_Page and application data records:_

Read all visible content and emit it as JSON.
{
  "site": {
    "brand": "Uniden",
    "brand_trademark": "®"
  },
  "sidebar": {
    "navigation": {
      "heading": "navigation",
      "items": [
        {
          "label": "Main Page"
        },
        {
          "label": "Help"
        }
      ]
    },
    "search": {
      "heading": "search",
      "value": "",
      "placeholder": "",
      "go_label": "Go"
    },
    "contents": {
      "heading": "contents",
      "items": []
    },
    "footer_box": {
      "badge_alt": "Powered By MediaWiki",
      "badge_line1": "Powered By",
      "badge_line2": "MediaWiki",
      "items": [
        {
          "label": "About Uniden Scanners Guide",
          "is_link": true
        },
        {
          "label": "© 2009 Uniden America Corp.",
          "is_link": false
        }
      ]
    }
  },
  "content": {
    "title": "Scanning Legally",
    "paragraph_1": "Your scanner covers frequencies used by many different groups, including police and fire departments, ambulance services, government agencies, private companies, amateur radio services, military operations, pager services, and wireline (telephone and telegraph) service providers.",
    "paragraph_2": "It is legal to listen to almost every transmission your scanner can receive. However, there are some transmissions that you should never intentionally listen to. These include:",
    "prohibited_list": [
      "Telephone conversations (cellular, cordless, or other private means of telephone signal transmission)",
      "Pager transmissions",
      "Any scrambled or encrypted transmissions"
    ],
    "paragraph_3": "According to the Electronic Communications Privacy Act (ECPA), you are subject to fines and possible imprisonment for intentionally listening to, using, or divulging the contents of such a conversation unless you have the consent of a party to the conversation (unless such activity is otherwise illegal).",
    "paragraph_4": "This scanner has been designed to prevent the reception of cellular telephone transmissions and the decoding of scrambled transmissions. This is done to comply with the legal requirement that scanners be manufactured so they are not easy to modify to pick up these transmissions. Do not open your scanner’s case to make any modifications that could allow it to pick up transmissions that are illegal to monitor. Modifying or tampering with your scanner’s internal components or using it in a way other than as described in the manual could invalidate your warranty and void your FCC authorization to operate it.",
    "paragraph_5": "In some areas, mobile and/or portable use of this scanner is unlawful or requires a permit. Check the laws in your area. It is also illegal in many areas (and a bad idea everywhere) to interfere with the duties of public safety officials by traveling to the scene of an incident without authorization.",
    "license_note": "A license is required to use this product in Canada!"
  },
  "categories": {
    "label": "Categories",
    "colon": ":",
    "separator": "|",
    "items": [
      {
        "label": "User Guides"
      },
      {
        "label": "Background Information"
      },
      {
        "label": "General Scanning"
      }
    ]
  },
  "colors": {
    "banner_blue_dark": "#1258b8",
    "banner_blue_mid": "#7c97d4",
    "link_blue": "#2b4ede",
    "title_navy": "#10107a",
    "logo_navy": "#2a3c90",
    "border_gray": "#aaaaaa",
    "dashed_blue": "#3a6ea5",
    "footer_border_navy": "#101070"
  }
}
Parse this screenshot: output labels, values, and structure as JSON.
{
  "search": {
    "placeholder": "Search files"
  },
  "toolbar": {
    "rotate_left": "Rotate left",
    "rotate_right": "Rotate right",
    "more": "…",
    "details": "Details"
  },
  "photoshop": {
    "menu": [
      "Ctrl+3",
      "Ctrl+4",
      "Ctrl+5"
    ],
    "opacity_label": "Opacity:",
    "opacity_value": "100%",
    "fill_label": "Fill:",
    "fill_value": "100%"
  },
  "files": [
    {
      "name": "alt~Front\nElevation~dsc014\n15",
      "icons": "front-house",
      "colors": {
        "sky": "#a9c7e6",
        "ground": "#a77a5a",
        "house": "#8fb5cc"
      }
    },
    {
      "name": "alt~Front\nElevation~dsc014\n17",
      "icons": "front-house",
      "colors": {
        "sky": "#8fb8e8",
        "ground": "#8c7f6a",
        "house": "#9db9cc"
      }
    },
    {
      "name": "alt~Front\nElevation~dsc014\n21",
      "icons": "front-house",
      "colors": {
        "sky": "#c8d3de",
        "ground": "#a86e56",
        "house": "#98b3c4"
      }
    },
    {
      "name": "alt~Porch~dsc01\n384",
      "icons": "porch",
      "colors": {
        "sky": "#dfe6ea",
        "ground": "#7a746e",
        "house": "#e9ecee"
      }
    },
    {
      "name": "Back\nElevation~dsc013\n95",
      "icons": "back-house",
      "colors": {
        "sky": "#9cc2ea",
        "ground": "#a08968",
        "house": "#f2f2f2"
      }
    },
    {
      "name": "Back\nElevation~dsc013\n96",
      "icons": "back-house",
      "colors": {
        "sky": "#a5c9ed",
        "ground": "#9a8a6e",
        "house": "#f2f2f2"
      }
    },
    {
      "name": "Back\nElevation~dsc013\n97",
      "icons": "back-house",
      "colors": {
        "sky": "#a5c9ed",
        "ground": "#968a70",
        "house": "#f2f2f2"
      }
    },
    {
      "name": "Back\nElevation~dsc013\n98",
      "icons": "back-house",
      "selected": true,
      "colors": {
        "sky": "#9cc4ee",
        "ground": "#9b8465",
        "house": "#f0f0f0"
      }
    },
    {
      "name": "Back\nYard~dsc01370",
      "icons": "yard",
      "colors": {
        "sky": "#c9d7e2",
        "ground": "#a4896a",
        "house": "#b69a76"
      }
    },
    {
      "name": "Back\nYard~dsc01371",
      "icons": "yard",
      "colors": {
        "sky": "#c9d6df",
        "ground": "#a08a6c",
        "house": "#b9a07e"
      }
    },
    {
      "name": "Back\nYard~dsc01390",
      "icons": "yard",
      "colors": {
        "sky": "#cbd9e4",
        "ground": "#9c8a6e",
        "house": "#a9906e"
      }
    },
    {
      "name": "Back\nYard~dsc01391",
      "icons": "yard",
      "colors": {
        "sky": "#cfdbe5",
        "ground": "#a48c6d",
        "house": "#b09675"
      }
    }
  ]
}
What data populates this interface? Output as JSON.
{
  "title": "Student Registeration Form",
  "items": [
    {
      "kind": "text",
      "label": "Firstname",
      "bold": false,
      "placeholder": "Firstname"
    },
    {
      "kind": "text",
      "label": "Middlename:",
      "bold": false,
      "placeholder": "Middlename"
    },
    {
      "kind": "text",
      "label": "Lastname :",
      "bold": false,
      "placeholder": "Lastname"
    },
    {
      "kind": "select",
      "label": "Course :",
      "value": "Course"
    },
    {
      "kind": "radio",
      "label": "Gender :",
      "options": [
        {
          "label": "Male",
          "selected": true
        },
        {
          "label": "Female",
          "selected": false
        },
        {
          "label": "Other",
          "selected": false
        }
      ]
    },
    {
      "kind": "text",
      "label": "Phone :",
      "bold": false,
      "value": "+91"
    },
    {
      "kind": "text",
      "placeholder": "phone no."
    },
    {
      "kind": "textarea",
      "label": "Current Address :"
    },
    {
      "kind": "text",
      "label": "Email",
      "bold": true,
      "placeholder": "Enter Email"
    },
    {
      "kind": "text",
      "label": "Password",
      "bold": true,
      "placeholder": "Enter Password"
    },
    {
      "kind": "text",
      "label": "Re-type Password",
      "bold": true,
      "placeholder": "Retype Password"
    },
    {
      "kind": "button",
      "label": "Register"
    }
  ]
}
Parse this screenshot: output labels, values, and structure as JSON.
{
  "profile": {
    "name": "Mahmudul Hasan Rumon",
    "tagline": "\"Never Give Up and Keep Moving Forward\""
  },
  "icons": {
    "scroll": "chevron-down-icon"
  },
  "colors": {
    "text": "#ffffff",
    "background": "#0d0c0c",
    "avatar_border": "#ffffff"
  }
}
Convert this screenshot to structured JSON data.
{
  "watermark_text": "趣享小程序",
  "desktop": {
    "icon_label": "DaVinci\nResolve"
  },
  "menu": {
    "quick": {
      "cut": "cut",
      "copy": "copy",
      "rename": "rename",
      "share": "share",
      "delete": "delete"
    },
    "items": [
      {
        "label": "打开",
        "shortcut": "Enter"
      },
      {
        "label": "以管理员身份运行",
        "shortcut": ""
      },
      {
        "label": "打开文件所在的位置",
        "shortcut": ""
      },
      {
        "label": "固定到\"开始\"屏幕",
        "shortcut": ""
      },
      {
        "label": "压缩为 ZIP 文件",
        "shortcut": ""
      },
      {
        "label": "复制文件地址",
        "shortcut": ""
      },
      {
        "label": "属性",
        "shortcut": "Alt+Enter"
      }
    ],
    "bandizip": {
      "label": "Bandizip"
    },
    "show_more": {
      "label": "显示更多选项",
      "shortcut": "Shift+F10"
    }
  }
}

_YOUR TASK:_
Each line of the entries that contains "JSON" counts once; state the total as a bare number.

_EXERCISE ANSWER:_
5